(Exercise instructions) Look through the data below. Pick out the lines holding the string "tone".

[Entries from a dataset of interfaces]
+-------+
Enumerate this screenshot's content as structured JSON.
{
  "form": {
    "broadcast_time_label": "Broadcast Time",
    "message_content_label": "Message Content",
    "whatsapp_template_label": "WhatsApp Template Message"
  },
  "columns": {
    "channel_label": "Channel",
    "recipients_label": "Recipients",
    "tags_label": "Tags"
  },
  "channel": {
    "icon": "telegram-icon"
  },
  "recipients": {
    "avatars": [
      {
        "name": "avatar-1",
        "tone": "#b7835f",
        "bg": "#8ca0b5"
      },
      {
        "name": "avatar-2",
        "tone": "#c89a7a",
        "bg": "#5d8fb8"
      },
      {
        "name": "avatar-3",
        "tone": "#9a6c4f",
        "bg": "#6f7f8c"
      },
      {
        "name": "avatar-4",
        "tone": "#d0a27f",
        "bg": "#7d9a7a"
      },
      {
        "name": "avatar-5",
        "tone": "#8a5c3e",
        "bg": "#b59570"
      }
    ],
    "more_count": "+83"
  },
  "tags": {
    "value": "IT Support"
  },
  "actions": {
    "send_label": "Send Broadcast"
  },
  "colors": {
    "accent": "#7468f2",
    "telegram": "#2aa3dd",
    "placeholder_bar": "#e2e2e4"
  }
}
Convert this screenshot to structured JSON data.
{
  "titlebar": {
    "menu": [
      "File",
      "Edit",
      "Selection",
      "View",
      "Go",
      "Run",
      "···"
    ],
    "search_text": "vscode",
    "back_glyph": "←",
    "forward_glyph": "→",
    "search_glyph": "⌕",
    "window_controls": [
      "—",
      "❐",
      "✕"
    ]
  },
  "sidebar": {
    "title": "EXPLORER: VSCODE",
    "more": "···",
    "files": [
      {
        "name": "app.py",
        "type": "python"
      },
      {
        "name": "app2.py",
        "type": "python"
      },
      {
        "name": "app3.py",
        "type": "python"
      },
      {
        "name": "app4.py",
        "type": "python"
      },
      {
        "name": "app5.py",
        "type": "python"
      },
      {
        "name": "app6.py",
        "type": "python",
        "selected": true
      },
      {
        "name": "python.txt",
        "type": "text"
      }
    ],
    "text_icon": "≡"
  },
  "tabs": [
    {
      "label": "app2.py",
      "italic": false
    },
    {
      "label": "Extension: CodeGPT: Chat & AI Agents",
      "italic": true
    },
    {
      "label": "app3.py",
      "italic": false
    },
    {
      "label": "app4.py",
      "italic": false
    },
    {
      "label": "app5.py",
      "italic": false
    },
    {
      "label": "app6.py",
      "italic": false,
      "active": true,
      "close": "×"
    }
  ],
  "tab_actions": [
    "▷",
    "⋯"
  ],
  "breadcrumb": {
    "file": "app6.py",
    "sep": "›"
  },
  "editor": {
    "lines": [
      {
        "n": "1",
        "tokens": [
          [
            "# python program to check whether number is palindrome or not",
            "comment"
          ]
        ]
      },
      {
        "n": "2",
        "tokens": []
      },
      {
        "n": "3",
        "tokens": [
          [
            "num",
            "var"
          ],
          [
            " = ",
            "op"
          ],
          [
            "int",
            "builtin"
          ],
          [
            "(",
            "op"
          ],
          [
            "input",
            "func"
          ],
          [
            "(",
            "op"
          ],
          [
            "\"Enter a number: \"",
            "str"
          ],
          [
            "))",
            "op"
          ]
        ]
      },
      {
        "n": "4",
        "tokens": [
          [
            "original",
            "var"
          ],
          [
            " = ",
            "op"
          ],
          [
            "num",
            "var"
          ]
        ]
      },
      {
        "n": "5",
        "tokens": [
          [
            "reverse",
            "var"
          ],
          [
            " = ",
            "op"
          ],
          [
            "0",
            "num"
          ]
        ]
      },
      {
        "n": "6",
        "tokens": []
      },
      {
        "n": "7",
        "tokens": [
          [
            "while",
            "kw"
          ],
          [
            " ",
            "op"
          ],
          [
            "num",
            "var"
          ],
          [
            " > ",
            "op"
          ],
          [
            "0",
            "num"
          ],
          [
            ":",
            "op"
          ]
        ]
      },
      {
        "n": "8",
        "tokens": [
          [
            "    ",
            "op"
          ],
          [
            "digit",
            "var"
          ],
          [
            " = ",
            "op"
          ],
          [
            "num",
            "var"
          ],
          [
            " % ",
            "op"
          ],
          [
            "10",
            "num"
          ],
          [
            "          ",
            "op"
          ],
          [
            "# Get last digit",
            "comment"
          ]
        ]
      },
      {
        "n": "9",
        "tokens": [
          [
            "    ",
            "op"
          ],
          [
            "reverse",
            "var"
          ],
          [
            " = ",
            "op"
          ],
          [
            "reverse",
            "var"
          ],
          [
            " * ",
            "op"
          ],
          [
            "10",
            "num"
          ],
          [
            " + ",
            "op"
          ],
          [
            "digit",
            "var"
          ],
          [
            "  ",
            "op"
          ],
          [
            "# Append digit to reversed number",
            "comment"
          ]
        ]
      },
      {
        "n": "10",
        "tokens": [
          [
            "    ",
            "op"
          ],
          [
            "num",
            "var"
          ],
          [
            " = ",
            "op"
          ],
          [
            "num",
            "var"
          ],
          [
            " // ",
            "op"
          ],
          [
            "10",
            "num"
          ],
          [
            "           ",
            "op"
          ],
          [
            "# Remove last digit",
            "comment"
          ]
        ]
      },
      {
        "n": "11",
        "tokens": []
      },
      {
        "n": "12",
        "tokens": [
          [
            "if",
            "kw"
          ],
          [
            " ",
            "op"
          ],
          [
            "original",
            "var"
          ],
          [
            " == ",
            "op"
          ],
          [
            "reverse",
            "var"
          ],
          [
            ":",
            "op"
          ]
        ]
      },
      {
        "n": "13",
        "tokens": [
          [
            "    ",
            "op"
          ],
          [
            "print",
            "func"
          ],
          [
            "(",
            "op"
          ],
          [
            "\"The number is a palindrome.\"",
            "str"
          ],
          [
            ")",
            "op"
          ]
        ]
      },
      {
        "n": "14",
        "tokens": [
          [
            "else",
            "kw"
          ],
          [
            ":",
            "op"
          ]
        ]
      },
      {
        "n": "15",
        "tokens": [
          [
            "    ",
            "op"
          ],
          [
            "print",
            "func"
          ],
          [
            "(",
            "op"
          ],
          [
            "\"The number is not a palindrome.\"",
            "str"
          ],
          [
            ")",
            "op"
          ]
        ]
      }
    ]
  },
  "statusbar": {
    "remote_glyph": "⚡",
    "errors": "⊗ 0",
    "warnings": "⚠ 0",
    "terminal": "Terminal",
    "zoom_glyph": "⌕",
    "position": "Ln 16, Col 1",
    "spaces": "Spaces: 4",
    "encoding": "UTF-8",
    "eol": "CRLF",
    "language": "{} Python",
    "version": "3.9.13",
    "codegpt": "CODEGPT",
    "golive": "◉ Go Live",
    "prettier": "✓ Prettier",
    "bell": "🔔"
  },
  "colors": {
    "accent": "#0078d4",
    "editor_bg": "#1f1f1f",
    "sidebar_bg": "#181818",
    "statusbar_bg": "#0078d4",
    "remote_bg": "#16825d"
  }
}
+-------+
(Solution to this task)
        "tone": "#b7835f",
        "tone": "#c89a7a",
        "tone": "#9a6c4f",
        "tone": "#d0a27f",
        "tone": "#8a5c3e",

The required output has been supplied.